* What you will do *
Below is a block of records; repeat each one exactly.

Data excerpts:
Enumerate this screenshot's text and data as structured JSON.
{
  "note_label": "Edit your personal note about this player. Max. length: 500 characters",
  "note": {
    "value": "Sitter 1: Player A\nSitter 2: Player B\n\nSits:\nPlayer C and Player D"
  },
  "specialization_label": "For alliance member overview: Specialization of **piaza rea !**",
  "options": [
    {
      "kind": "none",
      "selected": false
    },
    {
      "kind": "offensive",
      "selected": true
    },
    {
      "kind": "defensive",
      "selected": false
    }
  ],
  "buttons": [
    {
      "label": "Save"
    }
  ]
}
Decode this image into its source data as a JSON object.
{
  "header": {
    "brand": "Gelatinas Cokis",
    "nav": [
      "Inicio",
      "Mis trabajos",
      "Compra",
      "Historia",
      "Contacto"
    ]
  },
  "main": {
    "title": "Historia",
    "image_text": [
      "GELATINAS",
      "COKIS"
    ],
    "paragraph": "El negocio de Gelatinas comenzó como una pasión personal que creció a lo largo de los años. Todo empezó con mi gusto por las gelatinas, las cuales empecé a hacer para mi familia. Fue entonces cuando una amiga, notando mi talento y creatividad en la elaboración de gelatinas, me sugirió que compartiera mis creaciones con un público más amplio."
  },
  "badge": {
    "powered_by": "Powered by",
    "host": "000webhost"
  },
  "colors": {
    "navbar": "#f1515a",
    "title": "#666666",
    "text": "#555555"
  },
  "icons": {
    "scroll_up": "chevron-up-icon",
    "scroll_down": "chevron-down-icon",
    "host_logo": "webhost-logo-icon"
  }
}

* Output for this exercise *
Enumerate this screenshot's text and data as structured JSON.
{
  "note_label": "Edit your personal note about this player. Max. length: 500 characters",
  "note": {
    "value": "Sitter 1: Player A\nSitter 2: Player B\n\nSits:\nPlayer C and Player D"
  },
  "specialization_label": "For alliance member overview: Specialization of **piaza rea !**",
  "options": [
    {
      "kind": "none",
      "selected": false
    },
    {
      "kind": "offensive",
      "selected": true
    },
    {
      "kind": "defensive",
      "selected": false
    }
  ],
  "buttons": [
    {
      "label": "Save"
    }
  ]
}
Decode this image into its source data as a JSON object.
{
  "header": {
    "brand": "Gelatinas Cokis",
    "nav": [
      "Inicio",
      "Mis trabajos",
      "Compra",
      "Historia",
      "Contacto"
    ]
  },
  "main": {
    "title": "Historia",
    "image_text": [
      "GELATINAS",
      "COKIS"
    ],
    "paragraph": "El negocio de Gelatinas comenzó como una pasión personal que creció a lo largo de los años. Todo empezó con mi gusto por las gelatinas, las cuales empecé a hacer para mi familia. Fue entonces cuando una amiga, notando mi talento y creatividad en la elaboración de gelatinas, me sugirió que compartiera mis creaciones con un público más amplio."
  },
  "badge": {
    "powered_by": "Powered by",
    "host": "000webhost"
  },
  "colors": {
    "navbar": "#f1515a",
    "title": "#666666",
    "text": "#555555"
  },
  "icons": {
    "scroll_up": "chevron-up-icon",
    "scroll_down": "chevron-down-icon",
    "host_logo": "webhost-logo-icon"
  }
}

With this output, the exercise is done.